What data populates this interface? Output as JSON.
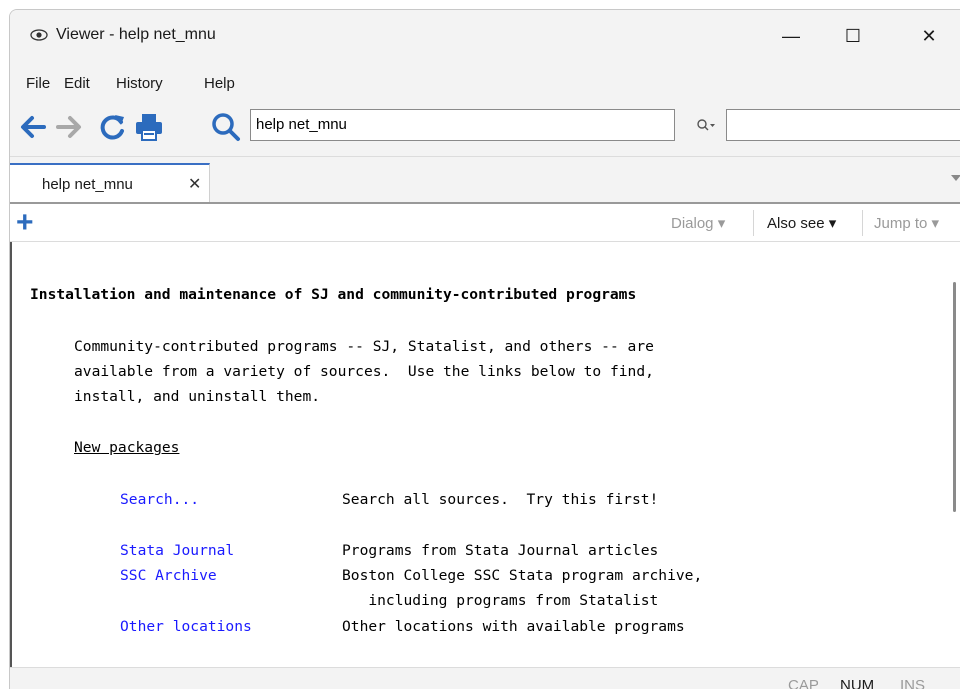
{
  "window": {
    "title": "Viewer - help net_mnu",
    "minimize_glyph": "—",
    "maximize_glyph": "☐",
    "close_glyph": "✕"
  },
  "menu": [
    "File",
    "Edit",
    "History",
    "Help"
  ],
  "toolbar": {
    "address_value": "help net_mnu",
    "icons": [
      "back-arrow-icon",
      "forward-arrow-icon",
      "refresh-icon",
      "print-icon",
      "search-icon"
    ]
  },
  "tab": {
    "label": "help net_mnu",
    "close_glyph": "✕"
  },
  "helpbar": {
    "plus_glyph": "+",
    "dialog_label": "Dialog ▾",
    "also_see_label": "Also see ▾",
    "jump_to_label": "Jump to ▾"
  },
  "doc": {
    "heading": "Installation and maintenance of SJ and community-contributed programs",
    "intro": [
      "Community-contributed programs -- SJ, Statalist, and others -- are",
      "available from a variety of sources.  Use the links below to find,",
      "install, and uninstall them."
    ],
    "section": "New packages",
    "links": [
      {
        "label": "Search...",
        "desc": "Search all sources.  Try this first!"
      },
      {
        "label": "Stata Journal",
        "desc": "Programs from Stata Journal articles"
      },
      {
        "label": "SSC Archive",
        "desc": "Boston College SSC Stata program archive,"
      },
      {
        "label": "",
        "desc": "   including programs from Statalist"
      },
      {
        "label": "Other locations",
        "desc": "Other locations with available programs"
      }
    ]
  },
  "status": {
    "cap": "CAP",
    "num": "NUM",
    "ins": "INS"
  },
  "colors": {
    "link": "#1a1aff",
    "accent": "#2c6bbd",
    "inactive": "#9a9a9a"
  }
}
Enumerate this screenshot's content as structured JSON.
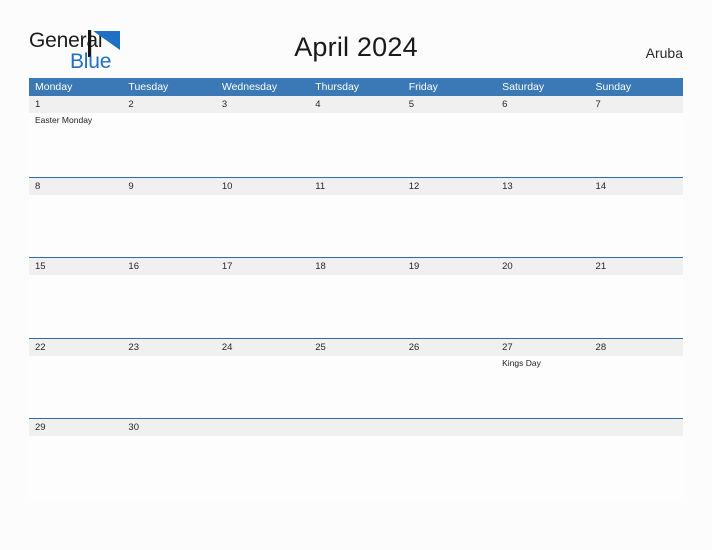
{
  "brand": {
    "name_part1": "General",
    "name_part2": "Blue",
    "flag_color": "#1f6fc4",
    "pole_color": "#141414"
  },
  "header": {
    "title": "April 2024",
    "region": "Aruba",
    "weekday_header_bg": "#3b78b6",
    "weekday_header_text": "#ffffff",
    "row_divider_color": "#2a6cae",
    "date_band_bg": "#f0f0f0"
  },
  "weekdays": [
    "Monday",
    "Tuesday",
    "Wednesday",
    "Thursday",
    "Friday",
    "Saturday",
    "Sunday"
  ],
  "weeks": [
    {
      "days": [
        {
          "date": "1",
          "events": [
            "Easter Monday"
          ]
        },
        {
          "date": "2",
          "events": []
        },
        {
          "date": "3",
          "events": []
        },
        {
          "date": "4",
          "events": []
        },
        {
          "date": "5",
          "events": []
        },
        {
          "date": "6",
          "events": []
        },
        {
          "date": "7",
          "events": []
        }
      ]
    },
    {
      "days": [
        {
          "date": "8",
          "events": []
        },
        {
          "date": "9",
          "events": []
        },
        {
          "date": "10",
          "events": []
        },
        {
          "date": "11",
          "events": []
        },
        {
          "date": "12",
          "events": []
        },
        {
          "date": "13",
          "events": []
        },
        {
          "date": "14",
          "events": []
        }
      ]
    },
    {
      "days": [
        {
          "date": "15",
          "events": []
        },
        {
          "date": "16",
          "events": []
        },
        {
          "date": "17",
          "events": []
        },
        {
          "date": "18",
          "events": []
        },
        {
          "date": "19",
          "events": []
        },
        {
          "date": "20",
          "events": []
        },
        {
          "date": "21",
          "events": []
        }
      ]
    },
    {
      "days": [
        {
          "date": "22",
          "events": []
        },
        {
          "date": "23",
          "events": []
        },
        {
          "date": "24",
          "events": []
        },
        {
          "date": "25",
          "events": []
        },
        {
          "date": "26",
          "events": []
        },
        {
          "date": "27",
          "events": [
            "Kings Day"
          ]
        },
        {
          "date": "28",
          "events": []
        }
      ]
    },
    {
      "days": [
        {
          "date": "29",
          "events": []
        },
        {
          "date": "30",
          "events": []
        },
        {
          "date": "",
          "events": []
        },
        {
          "date": "",
          "events": []
        },
        {
          "date": "",
          "events": []
        },
        {
          "date": "",
          "events": []
        },
        {
          "date": "",
          "events": []
        }
      ]
    }
  ]
}
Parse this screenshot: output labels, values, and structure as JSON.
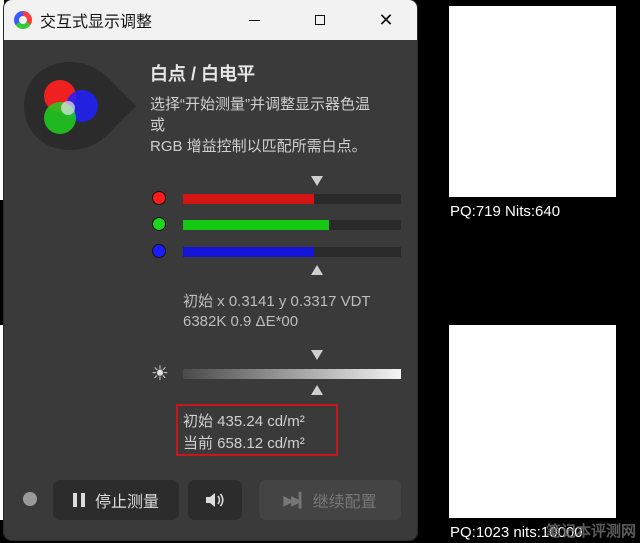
{
  "window": {
    "title": "交互式显示调整",
    "controls": {
      "minimize": "minimize",
      "maximize": "maximize",
      "close": "✕"
    }
  },
  "header": {
    "heading": "白点 / 白电平",
    "description_lines": [
      "选择“开始测量”并调整显示器色温",
      "或",
      "RGB 增益控制以匹配所需白点。"
    ]
  },
  "rgb_sliders": [
    {
      "channel": "red",
      "color": "#ff1b1b",
      "bar_color": "#d41515",
      "level": 0.6
    },
    {
      "channel": "green",
      "color": "#1bd61b",
      "bar_color": "#14c814",
      "level": 0.67
    },
    {
      "channel": "blue",
      "color": "#1b1bff",
      "bar_color": "#1414d9",
      "level": 0.6
    }
  ],
  "whitepoint_readout": {
    "line1": "初始 x 0.3141 y 0.3317 VDT",
    "line2": "6382K 0.9 ΔE*00"
  },
  "luminance": {
    "line1": "初始 435.24 cd/m²",
    "line2": "当前 658.12 cd/m²"
  },
  "bottom_bar": {
    "stop_label": "停止测量",
    "continue_label": "继续配置",
    "sound_icon": "speaker-icon"
  },
  "patches": {
    "top_label": "PQ:719  Nits:640",
    "bottom_label": "PQ:1023 nits:10000"
  },
  "watermark": "笔记本评测网",
  "colors": {
    "highlight": "#c8161d",
    "window_bg": "#3a3a3a"
  }
}
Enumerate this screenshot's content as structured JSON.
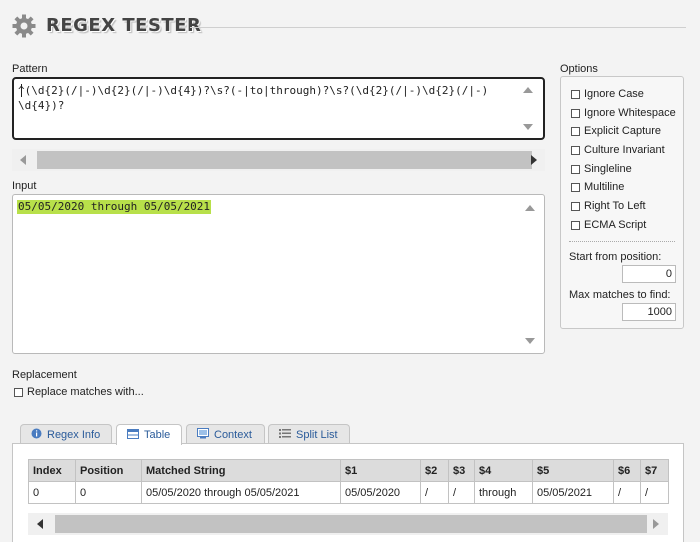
{
  "app": {
    "title": "REGEX TESTER"
  },
  "pattern": {
    "label": "Pattern",
    "value": "^(\\d{2}(/|-)\\d{2}(/|-)\\d{4})?\\s?(-|to|through)?\\s?(\\d{2}(/|-)\\d{2}(/|-)\\d{4})?"
  },
  "input": {
    "label": "Input",
    "value": "05/05/2020 through 05/05/2021"
  },
  "options": {
    "label": "Options",
    "items": [
      {
        "label": "Ignore Case",
        "checked": false
      },
      {
        "label": "Ignore Whitespace",
        "checked": false
      },
      {
        "label": "Explicit Capture",
        "checked": false
      },
      {
        "label": "Culture Invariant",
        "checked": false
      },
      {
        "label": "Singleline",
        "checked": false
      },
      {
        "label": "Multiline",
        "checked": false
      },
      {
        "label": "Right To Left",
        "checked": false
      },
      {
        "label": "ECMA Script",
        "checked": false
      }
    ],
    "start_label": "Start from position:",
    "start_value": "0",
    "max_label": "Max matches to find:",
    "max_value": "1000"
  },
  "replacement": {
    "label": "Replacement",
    "checkbox_label": "Replace matches with...",
    "checked": false
  },
  "tabs": [
    {
      "label": "Regex Info",
      "icon": "info-icon",
      "active": false
    },
    {
      "label": "Table",
      "icon": "table-icon",
      "active": true
    },
    {
      "label": "Context",
      "icon": "context-icon",
      "active": false
    },
    {
      "label": "Split List",
      "icon": "list-icon",
      "active": false
    }
  ],
  "results": {
    "columns": [
      "Index",
      "Position",
      "Matched String",
      "$1",
      "$2",
      "$3",
      "$4",
      "$5",
      "$6",
      "$7"
    ],
    "rows": [
      [
        "0",
        "0",
        "05/05/2020 through 05/05/2021",
        "05/05/2020",
        "/",
        "/",
        "through",
        "05/05/2021",
        "/",
        "/"
      ]
    ]
  },
  "colors": {
    "match_highlight": "#b8e04a",
    "tab_text": "#2a5b9a",
    "table_header_bg": "#dcdcdc"
  }
}
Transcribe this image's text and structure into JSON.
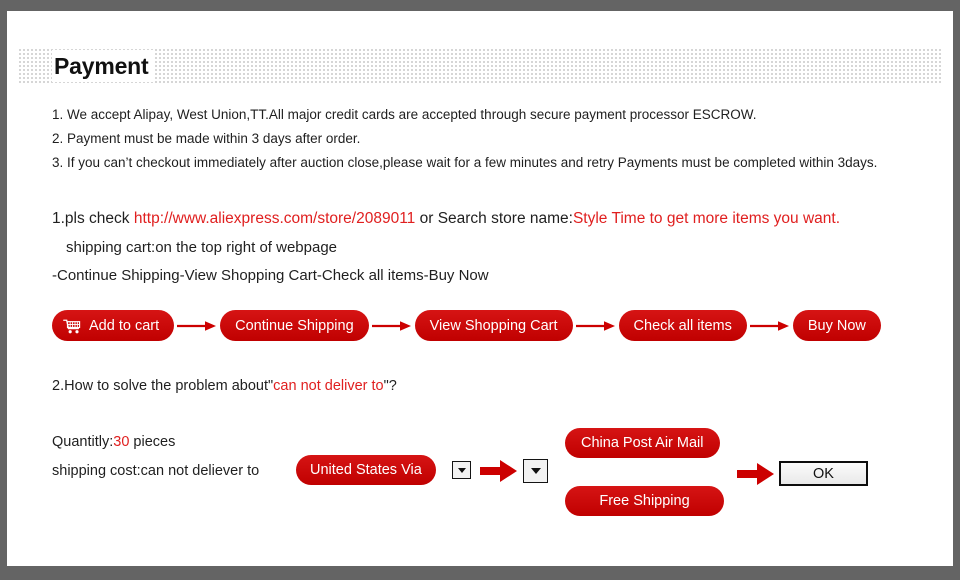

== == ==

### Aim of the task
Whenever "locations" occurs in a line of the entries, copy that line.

### Task solution
        "label": "Other locations",
        "desc": "Other locations with available programs"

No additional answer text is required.